Mark R. Fisher, a Shrewsbury businessman who is aligned with the Tea Party movement, fell about six votes short — out of more than 2,500 cast by convention delegates — from joining Charlie Baker on the September Republican primary ballot, the state party said.
Fisher campaign manager Debbie McCarthy said the campaign was considering filing two lawsuits: one disputing the convention results and another alleging collusion between the party and Baker’s campaign, in violation of party rules. A party official said the vote and the process were fair.
McCarthy said the Fisher campaign was mulling “a civil suit in order to get e-mails, text messages, and phone records to prove collusion.’’
In most instances bylaws prohibit state party staff from helping “any candidate in favor of another candidate in . . . a contested Republican primary.’’
Rob Cunningham, executive director of the state Republican party, declined to comment on possible lawsuits, but said “leading up to and during the convention, the Mass GOP has always strived to be as equitable as humanly possible with our candidates involved in primaries.’’
If Fisher had made the primary ballot, it could have forced Baker, who supports abortion rights and gay marriage, to spend time fending off a challenge from the right.
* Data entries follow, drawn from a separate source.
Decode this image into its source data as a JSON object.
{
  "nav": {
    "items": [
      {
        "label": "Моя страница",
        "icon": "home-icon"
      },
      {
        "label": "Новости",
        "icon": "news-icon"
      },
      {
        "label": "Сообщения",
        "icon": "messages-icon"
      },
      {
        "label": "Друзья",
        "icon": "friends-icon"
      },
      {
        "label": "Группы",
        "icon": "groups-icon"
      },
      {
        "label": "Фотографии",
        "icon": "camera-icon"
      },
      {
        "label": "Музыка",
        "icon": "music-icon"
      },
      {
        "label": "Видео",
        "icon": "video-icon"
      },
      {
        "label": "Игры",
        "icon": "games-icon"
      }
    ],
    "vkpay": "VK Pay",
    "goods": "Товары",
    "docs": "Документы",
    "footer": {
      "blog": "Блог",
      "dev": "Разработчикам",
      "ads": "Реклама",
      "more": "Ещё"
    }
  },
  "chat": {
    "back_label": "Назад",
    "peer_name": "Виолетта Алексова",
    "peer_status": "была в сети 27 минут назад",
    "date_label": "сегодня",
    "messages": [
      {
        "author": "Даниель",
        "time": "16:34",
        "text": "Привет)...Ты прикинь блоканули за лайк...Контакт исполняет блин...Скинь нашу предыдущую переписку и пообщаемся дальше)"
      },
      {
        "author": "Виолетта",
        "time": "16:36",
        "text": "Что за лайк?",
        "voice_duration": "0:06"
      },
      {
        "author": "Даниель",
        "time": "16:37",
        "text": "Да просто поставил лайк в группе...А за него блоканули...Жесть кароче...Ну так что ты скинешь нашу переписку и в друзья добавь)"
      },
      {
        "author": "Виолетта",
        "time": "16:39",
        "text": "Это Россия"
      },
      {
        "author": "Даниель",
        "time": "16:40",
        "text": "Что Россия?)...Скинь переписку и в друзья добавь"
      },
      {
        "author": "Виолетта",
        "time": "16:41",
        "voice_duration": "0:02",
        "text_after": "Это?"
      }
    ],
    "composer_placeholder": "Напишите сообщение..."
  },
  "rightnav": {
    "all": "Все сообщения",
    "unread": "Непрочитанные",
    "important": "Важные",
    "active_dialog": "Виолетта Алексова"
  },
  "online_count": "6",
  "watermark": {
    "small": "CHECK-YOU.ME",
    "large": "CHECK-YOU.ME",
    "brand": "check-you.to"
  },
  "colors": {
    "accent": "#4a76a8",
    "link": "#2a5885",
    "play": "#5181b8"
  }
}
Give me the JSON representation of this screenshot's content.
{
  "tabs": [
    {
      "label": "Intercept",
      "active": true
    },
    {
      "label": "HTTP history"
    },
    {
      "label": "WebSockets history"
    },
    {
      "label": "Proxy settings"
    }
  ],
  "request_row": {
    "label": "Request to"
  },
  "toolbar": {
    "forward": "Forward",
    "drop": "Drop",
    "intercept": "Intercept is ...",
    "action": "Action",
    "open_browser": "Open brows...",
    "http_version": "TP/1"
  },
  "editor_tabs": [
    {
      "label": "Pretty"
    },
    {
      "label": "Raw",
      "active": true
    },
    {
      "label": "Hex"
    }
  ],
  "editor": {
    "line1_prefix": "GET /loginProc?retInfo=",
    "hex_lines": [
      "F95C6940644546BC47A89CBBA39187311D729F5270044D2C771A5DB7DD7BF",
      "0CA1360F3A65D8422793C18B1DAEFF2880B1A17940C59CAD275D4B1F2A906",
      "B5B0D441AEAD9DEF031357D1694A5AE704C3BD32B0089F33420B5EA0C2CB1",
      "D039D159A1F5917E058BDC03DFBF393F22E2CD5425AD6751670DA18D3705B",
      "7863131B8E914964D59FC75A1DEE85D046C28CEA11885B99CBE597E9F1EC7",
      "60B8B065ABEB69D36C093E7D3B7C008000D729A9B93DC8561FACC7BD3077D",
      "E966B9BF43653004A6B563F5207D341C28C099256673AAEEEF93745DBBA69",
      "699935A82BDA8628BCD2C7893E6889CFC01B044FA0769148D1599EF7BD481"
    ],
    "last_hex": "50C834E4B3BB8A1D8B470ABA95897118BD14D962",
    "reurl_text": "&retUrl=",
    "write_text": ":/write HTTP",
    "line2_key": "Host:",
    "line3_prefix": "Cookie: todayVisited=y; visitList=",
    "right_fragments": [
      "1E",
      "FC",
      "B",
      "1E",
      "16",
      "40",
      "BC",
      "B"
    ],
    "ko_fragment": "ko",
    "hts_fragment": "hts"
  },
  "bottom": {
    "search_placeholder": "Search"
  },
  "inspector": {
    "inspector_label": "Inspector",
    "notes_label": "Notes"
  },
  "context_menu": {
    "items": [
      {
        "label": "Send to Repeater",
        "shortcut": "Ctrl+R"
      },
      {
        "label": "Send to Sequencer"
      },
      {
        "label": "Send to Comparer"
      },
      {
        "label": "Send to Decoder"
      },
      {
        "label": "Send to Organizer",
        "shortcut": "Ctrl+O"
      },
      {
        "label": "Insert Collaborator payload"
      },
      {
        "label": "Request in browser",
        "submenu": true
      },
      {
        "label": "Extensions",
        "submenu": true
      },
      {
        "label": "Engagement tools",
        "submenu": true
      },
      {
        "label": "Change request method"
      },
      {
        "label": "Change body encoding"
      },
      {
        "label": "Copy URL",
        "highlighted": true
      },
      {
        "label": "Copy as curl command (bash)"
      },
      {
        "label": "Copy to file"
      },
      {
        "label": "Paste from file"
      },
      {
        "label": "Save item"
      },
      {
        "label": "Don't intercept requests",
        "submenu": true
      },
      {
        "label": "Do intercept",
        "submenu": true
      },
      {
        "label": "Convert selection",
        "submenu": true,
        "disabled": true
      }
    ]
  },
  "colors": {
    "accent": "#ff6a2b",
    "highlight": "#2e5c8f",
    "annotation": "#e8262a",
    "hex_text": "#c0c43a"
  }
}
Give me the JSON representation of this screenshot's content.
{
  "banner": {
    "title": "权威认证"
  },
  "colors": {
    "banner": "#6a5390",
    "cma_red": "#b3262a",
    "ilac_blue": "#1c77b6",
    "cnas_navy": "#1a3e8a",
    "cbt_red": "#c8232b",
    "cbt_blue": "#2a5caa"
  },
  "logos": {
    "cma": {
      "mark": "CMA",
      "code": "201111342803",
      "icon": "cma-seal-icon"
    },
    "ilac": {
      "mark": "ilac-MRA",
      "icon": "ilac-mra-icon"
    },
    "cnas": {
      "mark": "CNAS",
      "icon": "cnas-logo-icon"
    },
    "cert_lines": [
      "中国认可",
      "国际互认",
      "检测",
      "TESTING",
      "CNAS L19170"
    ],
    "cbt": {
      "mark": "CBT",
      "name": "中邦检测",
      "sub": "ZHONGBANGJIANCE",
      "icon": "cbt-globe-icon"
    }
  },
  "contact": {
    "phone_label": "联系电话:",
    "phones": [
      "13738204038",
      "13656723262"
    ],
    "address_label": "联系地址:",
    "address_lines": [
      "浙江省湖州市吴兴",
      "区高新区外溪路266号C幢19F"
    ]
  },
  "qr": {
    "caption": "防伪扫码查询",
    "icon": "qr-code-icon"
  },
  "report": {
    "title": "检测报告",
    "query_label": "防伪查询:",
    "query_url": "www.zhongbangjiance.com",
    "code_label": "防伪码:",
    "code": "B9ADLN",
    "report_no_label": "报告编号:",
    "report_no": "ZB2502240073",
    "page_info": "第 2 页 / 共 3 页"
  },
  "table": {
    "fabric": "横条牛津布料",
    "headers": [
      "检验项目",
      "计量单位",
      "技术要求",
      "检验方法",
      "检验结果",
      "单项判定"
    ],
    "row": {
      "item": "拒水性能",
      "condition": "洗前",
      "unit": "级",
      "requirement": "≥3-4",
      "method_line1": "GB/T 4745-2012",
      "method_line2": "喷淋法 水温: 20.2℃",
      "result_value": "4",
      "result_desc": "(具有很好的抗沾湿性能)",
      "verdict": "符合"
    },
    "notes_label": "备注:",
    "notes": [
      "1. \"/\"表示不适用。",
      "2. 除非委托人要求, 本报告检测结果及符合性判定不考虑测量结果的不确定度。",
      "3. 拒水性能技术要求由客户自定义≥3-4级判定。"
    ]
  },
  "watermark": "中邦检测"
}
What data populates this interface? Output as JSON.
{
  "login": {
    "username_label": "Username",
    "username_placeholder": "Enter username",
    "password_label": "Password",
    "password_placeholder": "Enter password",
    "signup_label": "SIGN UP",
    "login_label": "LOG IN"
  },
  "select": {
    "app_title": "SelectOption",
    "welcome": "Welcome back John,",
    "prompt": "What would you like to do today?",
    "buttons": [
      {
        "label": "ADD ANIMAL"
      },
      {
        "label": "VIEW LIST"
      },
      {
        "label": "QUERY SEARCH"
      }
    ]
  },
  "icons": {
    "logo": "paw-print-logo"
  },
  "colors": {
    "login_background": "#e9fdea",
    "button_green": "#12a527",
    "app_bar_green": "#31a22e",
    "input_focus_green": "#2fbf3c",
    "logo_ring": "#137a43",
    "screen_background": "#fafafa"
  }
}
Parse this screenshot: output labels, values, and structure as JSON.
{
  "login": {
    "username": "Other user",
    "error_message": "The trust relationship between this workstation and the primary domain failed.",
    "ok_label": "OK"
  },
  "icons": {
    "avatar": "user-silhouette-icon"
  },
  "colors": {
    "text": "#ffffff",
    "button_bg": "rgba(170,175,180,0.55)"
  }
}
And it could have made it more difficult for him to focus on drawing a contrast between himself and the five Democratic candidates vying for their party’s nomination.
At the state Republican convention on Saturday in Boston, Fisher needed to receive 15 percent of the 2,533 votes cast by delegates to be included on the September primary ballot, according to state GOP representatives.
He fell short of that threshold by less than half a percentage point, party officials declared more than an hour and a half after initial results had been announced.
“He did not obtain 15 percent,’’ Kirsten Hughes, the chairwoman of the state GOP, said on Saturday, adding, “14.765 is not 15 percent.’’
Baker, the party’s 2010 nominee, received 82.708 percent of the votes on Saturday and there were 64 “blank votes,’’ the party said in a press release.
McCarthy alleged that party rules governing everything from who was considered a delegate to how their votes were counted shifted during the convention.
“Yesterday, the rules changed throughout the day,’’ she said, underlining what she said was a change in the procedure for blank votes — instances that Cunningham described as delegates voting present, but supporting neither Baker nor Fisher.
Cunningham said the rules did not change and that there was “full transparency for the entire process for both campaigns.’’
He acknowledged that there had been some confusion around the blank votes but said some ballots that were initially, and erroneously, counted as blank were not included in the final tally.
Cunningham also defended the delay between the time the initial result was announced and the time the final tally was released.
“It is understandable that when it is so close, that there is the belief or the desire to assume that shenanigans are going on,’’ Cunningham said. “And I think it is important . . . to know that the delays meant we were taking our time to do it right.’’
Details of what transpired on Saturday remain unclear. The final vote was tallied in a room that media observers were prohibited from entering.
But some GOP delegates expressed displeasure with what they said was a chaotic process.
Patricia Doherty, a Republican state committeewoman from Medford, said “the entire convention was rather messy, which I think hurt both [gubernatorial] candidates.’’
James P. Ehrhard, a GOP delegate from Sturbridge and a candidate for state Senate, said he was a strong Baker supporter, but thought the disorder called for a recount.
“For the good of the party, and to make sure there is no anger on any side of this issue, it’s best that they have a transparent and full recount,’’ he said.
But Cunningham said there is no provision for a recount.
Richard Howell of Wilbraham, who said he was a delegate who supported Fisher, said the whole process could dampen support for Baker.
“After this obvious mishandling of the convention,’’ Howell said, “the rank and file are not going to enthusiastically endorse this ticket.’’
Christopher Pinto, a Worcester Republican activist who was a delegate at the convention, which still uses pen and paper in the voting process, bemoaned the problems associated with a close result.
“I had the fear that if it was close, potentially, mistakes could be made and if that happened there would be conspiracy theories about people cheating,’’ said Pinto, a software engineer who suggested that a computerized vote could eliminate similar unrest in the future.